(Element data from apps and pages)
*** Begin section ***

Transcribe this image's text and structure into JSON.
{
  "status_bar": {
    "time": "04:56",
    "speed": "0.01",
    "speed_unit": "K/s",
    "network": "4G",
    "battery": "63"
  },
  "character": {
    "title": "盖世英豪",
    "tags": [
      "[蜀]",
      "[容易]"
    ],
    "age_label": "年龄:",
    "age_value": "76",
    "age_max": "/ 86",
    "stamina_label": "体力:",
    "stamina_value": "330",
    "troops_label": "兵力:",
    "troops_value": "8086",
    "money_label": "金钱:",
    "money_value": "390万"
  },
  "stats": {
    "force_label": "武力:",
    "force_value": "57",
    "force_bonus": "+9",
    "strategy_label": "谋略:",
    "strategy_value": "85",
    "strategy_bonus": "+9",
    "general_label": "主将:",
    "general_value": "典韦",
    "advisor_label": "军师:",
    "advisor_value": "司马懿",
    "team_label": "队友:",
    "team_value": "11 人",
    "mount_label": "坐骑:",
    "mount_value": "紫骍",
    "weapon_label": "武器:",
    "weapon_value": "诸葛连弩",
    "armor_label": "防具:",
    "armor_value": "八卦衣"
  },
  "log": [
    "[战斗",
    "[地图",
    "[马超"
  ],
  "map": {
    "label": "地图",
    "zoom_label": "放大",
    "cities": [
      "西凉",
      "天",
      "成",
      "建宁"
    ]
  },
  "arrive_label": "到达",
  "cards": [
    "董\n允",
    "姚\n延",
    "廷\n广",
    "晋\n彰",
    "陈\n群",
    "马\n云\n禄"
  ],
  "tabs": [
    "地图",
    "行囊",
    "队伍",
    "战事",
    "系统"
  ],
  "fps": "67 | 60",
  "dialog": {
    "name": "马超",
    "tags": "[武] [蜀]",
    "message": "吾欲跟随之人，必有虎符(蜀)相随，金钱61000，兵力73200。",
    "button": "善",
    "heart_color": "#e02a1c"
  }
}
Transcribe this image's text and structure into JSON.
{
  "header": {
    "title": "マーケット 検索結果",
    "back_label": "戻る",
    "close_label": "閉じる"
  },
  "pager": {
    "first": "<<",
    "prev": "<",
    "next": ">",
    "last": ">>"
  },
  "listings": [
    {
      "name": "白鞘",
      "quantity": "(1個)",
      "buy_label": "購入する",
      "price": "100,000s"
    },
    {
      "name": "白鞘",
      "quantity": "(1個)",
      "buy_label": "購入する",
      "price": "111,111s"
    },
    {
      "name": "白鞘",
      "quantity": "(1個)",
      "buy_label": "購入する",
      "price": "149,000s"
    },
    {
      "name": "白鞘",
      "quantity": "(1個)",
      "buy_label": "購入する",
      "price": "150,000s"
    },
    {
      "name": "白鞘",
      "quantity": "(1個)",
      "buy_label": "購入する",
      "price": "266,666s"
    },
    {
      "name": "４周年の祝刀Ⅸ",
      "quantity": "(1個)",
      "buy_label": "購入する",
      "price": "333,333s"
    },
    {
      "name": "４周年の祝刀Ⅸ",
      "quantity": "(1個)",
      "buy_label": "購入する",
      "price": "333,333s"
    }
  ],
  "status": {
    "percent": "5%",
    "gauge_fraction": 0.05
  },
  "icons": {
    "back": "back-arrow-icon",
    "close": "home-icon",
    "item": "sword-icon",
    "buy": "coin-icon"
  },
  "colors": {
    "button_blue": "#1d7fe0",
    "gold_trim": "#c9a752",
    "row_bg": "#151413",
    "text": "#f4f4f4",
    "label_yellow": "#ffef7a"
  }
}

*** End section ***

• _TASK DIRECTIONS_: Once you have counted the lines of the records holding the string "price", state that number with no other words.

• _TASK ANSWER_: 7